** Problem to work on **
Copy each line of the records that holds the string "TURTN".

** Input material follows **

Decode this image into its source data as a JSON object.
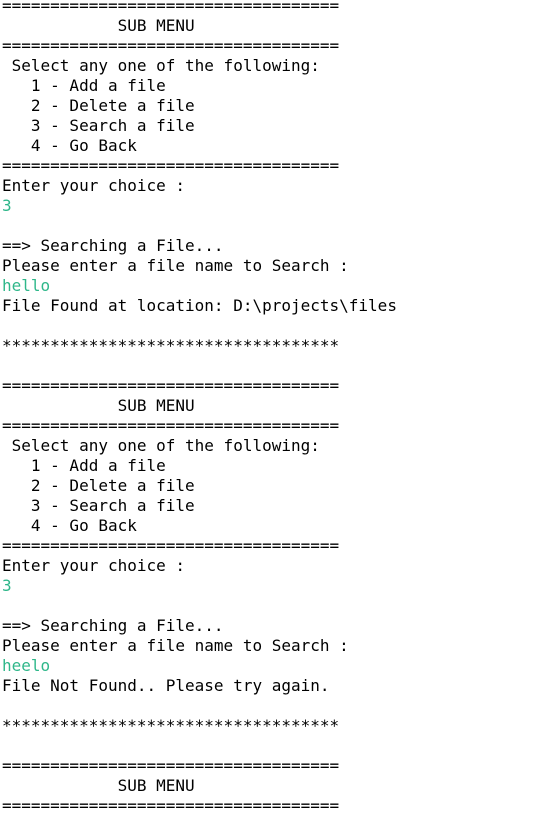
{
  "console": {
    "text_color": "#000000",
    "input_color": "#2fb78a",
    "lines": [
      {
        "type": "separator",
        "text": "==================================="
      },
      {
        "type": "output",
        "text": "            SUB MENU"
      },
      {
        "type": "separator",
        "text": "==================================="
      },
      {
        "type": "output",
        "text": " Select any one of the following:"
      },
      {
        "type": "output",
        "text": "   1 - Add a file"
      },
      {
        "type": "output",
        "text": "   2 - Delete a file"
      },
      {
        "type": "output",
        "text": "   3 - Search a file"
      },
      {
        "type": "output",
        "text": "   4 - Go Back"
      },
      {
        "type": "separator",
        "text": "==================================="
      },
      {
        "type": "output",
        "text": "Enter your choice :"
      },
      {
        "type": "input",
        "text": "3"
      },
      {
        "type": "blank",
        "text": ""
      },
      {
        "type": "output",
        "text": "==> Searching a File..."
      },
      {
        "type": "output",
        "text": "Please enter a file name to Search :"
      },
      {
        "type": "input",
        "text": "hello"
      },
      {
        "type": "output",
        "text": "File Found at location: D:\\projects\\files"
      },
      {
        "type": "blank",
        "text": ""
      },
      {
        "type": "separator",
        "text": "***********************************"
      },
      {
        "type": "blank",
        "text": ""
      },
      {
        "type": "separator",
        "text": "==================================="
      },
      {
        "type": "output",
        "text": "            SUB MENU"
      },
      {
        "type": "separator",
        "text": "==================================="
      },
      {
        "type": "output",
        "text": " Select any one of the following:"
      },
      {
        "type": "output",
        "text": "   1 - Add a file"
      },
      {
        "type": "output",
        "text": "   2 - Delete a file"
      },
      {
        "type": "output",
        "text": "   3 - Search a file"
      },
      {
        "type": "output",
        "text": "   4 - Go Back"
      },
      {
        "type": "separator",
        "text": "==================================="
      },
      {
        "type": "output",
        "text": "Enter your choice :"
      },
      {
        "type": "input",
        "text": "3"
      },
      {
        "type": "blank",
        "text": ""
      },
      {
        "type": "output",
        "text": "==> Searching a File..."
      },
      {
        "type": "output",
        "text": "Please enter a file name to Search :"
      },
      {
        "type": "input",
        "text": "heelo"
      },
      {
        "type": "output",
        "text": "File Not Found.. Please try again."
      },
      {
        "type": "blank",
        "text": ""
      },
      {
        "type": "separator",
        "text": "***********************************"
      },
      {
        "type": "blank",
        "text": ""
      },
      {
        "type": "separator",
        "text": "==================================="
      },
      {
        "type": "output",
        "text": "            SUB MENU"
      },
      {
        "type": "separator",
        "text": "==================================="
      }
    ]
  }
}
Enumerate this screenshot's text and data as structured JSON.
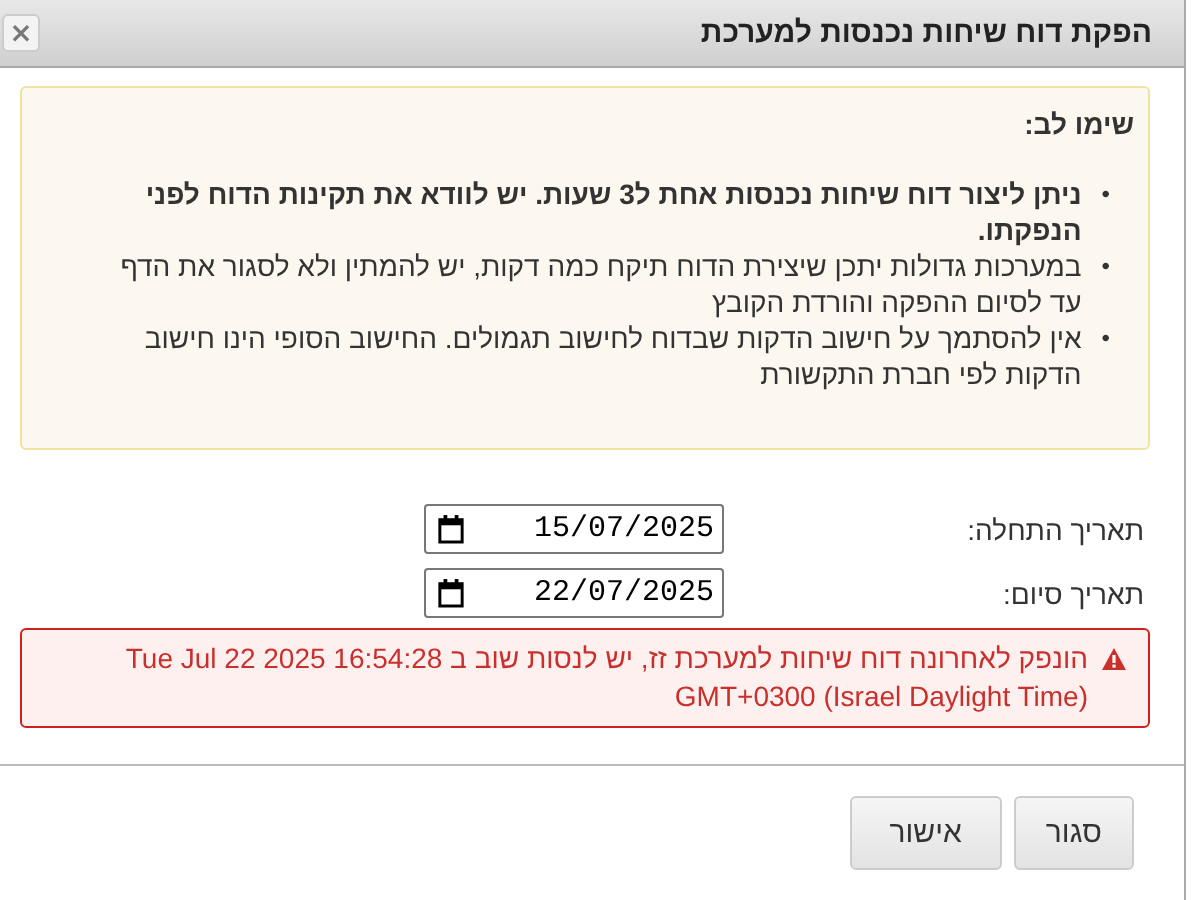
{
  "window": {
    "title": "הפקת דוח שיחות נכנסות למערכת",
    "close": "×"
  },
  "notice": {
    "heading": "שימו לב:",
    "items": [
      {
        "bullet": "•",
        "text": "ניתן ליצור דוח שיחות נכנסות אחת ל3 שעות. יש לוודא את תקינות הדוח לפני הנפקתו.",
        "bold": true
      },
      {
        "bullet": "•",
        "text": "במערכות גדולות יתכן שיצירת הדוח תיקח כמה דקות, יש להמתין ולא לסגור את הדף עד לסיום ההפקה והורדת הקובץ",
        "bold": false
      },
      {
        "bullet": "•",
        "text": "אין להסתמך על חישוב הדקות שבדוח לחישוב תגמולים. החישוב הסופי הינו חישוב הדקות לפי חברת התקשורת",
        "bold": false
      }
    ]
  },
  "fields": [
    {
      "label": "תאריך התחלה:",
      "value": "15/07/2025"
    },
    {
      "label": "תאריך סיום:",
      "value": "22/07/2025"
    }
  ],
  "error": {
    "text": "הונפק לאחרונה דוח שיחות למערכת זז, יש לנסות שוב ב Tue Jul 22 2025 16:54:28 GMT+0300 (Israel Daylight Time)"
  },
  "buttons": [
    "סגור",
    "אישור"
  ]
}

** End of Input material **
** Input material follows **

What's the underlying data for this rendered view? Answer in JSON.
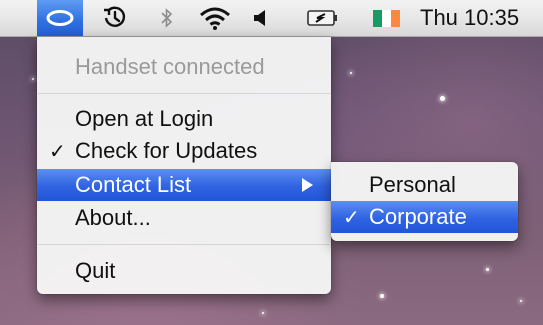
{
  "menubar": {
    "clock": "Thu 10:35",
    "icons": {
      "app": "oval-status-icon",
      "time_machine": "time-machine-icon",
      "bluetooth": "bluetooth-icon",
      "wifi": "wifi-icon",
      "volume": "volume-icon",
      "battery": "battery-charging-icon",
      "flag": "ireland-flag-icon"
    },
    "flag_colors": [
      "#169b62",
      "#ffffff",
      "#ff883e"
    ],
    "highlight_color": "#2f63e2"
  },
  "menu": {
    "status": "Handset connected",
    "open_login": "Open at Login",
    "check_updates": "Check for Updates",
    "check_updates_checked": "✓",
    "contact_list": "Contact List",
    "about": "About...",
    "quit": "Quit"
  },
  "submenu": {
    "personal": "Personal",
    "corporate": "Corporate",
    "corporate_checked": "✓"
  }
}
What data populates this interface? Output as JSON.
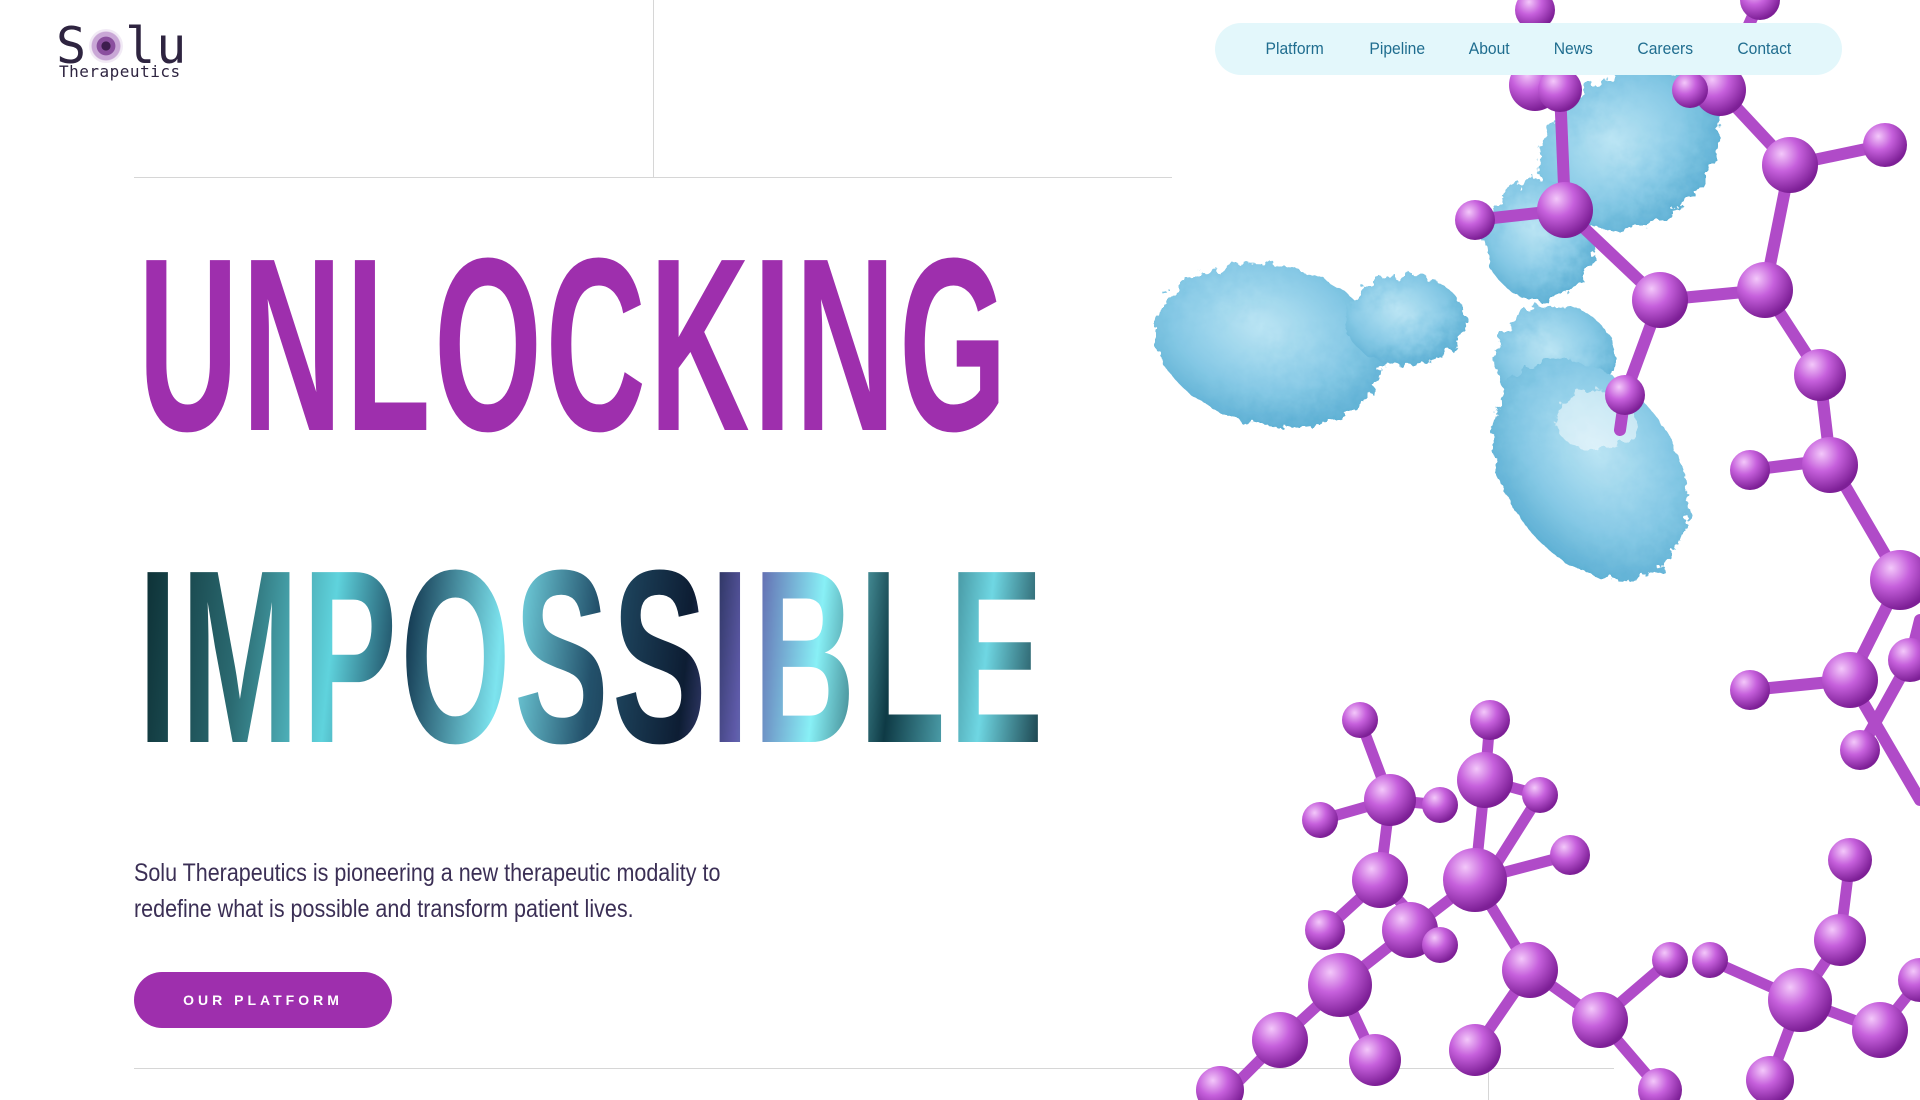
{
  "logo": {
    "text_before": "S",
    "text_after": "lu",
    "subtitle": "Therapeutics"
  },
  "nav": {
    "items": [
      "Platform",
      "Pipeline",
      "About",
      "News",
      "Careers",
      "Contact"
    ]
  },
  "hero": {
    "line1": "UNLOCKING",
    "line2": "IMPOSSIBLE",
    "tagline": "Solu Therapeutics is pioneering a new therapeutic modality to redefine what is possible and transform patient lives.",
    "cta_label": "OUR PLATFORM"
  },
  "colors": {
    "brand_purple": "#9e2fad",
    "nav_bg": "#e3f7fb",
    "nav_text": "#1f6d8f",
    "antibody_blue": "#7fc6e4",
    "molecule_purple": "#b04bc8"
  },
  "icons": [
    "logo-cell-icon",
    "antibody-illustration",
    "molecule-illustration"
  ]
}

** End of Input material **
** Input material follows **

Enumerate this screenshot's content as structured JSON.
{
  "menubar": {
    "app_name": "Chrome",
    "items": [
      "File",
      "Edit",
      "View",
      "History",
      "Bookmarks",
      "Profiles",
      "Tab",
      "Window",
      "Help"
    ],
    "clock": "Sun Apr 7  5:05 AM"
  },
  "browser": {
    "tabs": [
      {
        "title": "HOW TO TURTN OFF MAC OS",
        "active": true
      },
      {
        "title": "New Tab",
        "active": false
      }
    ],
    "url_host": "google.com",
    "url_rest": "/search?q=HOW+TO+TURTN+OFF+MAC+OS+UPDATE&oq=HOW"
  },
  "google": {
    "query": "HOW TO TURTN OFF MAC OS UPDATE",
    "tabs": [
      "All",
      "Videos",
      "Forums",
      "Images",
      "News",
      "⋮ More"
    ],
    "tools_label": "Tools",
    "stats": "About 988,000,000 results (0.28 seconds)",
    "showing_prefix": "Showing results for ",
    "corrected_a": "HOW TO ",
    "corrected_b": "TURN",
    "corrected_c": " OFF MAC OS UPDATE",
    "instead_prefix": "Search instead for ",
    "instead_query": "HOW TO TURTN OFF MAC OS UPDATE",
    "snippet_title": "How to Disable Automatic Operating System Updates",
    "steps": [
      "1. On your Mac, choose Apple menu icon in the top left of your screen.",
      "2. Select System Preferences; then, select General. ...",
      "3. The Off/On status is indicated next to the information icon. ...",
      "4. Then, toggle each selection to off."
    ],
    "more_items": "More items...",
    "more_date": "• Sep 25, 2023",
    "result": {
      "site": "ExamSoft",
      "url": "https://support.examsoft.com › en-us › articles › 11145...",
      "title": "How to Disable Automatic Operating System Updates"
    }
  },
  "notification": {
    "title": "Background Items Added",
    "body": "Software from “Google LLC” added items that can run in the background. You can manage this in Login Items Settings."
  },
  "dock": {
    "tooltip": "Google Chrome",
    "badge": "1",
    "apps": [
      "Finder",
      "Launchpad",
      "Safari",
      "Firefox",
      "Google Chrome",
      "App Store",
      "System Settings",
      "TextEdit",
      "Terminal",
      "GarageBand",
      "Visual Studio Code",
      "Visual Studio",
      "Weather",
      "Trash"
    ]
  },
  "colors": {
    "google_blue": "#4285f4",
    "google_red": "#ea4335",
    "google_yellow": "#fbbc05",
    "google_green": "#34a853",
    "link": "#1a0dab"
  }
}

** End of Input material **

** Solution below **
        "title": "HOW TO TURTN OFF MAC OS",
    "url_rest": "/search?q=HOW+TO+TURTN+OFF+MAC+OS+UPDATE&oq=HOW"
    "query": "HOW TO TURTN OFF MAC OS UPDATE",
    "instead_query": "HOW TO TURTN OFF MAC OS UPDATE",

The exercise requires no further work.